JH: We’re at the end stage of the project delivery system. There’s a lot of planning that goes on and those decisions get made, and we’re not necessarily at the table. That’s really the architects and the public. But once they’ve decided what they want to build, we have the pavement technologies, like porous asphalt.
TS: But what if there’s just less need for asphalt, or at least traditional road-building?
T. Carter Ross: The industry has scaled up as there was demand. So now if there’s less new development going out into exurbs, there’s less need for road there. That’s not really our guys’ call. It’s the developers or the DOTs that are making the decisions. They call us to do the job when they’ve decided that’s what needs to be done.
JH: Most of our market is highway and roads. There’s so much need out there just to rebuild what we have. It’s not really at the forefront of our mind: “How can we change how the local planning commission has said we’re not going to have an asphalt road here?” We’re not doing that. Those are decisions made at the local level. What we’re trying to do is say, if you’re going to use asphalt, it’s going to be sustainable, economical, durable, safe product.
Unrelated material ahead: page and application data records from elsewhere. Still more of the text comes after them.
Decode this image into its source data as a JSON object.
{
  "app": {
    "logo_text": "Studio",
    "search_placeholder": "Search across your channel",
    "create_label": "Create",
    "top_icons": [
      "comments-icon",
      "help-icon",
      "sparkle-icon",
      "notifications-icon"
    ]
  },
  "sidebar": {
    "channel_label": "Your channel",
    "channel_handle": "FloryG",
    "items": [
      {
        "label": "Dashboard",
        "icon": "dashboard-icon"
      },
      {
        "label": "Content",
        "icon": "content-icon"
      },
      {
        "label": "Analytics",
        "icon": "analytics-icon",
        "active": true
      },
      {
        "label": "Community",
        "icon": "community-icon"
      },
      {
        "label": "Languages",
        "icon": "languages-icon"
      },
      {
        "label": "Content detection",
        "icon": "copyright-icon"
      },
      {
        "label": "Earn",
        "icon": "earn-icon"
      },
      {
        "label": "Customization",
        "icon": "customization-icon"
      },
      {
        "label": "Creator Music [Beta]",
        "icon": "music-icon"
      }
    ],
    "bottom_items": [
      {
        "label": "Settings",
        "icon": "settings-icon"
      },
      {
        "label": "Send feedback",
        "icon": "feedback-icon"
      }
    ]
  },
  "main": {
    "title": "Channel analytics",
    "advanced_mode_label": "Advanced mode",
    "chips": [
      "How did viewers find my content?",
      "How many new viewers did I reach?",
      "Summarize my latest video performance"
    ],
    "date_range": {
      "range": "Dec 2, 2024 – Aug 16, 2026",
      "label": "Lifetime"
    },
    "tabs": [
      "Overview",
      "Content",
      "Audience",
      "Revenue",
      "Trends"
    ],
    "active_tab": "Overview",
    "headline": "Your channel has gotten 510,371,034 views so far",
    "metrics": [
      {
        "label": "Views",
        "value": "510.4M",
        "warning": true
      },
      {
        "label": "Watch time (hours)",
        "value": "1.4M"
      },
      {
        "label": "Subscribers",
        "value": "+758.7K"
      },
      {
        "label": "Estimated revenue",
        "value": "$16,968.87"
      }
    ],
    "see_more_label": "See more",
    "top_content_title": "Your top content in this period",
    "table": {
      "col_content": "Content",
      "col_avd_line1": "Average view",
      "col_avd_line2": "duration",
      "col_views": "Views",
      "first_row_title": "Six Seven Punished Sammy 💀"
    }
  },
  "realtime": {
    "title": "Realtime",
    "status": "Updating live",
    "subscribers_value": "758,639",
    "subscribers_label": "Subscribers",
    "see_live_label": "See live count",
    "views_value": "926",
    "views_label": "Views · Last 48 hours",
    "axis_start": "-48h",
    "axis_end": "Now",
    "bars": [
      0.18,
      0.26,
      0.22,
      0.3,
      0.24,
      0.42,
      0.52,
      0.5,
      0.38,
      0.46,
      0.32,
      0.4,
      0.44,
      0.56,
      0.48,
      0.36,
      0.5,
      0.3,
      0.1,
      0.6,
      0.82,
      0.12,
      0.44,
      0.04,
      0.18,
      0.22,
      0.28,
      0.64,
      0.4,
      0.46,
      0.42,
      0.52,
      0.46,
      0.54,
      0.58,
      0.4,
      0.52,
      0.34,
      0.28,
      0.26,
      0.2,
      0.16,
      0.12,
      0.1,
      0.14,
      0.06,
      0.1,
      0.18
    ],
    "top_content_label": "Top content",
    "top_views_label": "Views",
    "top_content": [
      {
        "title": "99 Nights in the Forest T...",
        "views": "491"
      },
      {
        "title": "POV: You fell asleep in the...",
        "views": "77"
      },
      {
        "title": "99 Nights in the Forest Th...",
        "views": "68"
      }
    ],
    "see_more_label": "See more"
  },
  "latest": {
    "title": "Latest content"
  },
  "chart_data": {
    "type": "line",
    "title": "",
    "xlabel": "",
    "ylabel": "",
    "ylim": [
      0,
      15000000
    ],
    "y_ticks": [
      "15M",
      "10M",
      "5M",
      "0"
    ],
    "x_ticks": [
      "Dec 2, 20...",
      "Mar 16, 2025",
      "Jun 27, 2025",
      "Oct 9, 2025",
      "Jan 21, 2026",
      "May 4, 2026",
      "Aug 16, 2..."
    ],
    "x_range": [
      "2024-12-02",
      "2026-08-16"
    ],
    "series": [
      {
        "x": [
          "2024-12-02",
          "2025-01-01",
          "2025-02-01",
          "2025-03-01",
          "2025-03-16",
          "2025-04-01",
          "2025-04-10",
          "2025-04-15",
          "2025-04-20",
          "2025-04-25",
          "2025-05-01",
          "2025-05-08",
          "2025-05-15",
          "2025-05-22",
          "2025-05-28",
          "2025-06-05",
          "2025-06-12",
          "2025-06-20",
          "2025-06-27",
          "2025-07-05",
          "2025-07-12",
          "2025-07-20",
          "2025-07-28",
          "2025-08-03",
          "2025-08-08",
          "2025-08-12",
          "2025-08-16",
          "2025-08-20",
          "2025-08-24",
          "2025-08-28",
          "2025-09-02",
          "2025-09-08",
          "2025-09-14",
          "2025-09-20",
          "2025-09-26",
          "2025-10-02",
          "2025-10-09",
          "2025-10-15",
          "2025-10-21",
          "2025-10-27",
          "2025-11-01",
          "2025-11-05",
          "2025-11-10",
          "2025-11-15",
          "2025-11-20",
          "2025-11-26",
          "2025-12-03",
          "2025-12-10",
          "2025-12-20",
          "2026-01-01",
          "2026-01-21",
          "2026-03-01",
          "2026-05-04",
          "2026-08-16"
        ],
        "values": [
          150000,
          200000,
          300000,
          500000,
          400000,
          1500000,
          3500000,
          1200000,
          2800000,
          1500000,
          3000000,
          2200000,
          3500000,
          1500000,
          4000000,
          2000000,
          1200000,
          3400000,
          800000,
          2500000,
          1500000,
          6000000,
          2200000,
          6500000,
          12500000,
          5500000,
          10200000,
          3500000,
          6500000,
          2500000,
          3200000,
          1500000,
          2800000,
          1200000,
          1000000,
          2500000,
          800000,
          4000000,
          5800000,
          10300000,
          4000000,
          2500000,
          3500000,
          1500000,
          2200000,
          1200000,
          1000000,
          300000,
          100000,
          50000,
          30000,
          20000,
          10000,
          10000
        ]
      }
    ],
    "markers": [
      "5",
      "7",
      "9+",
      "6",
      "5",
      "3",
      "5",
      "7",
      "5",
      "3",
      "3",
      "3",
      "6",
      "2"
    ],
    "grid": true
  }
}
TCR: And even where you may have increased densities in urban areas and people choosing to drive less, there’s still a need to connect communities and to get food from farms to tables, and to get goods from ports to other side of the country. There are places for rail in that, there are places for roads in that, and for buses to move people back and forth from places. You can’t have that going across a grassy walk.
Until we decide that we’re moving to flying cars or something, there’s still a need for the roads. And the ones we have now, a lot are old and need attention and repair. We’re ready to step in and do it.
TS: You also mentioned the other day that asphalt contractors are happy to build a cycle track.
TCR: Whether you’re doing a network of bike paths, like the river trail on the south side of the Anacostia — it’s a good material for those sorts of purposes. There are places where you’re building alternative transportation networks. Our guys have got the machines and mixes that will work for that and we’re happy to build them.
TS: You mentioned rail. A lot of people are thinking now about the expansion of the Panama Canal and getting the surface transportation network to the level where we can handle a lot more goods coming through. Is that a place where the asphalt association would be trying to get the market share from rail over to highways?
JH: We don’t really have a stake in that fight. That’s a fight between truckers and freight in terms of efficiencies and longer combination vehicles, truck weights and all that. We traditionally have not gotten into any of that. We’re just very singularly focused on “we need funding.” We’re just focused on working together with others. We’re not out picking fights.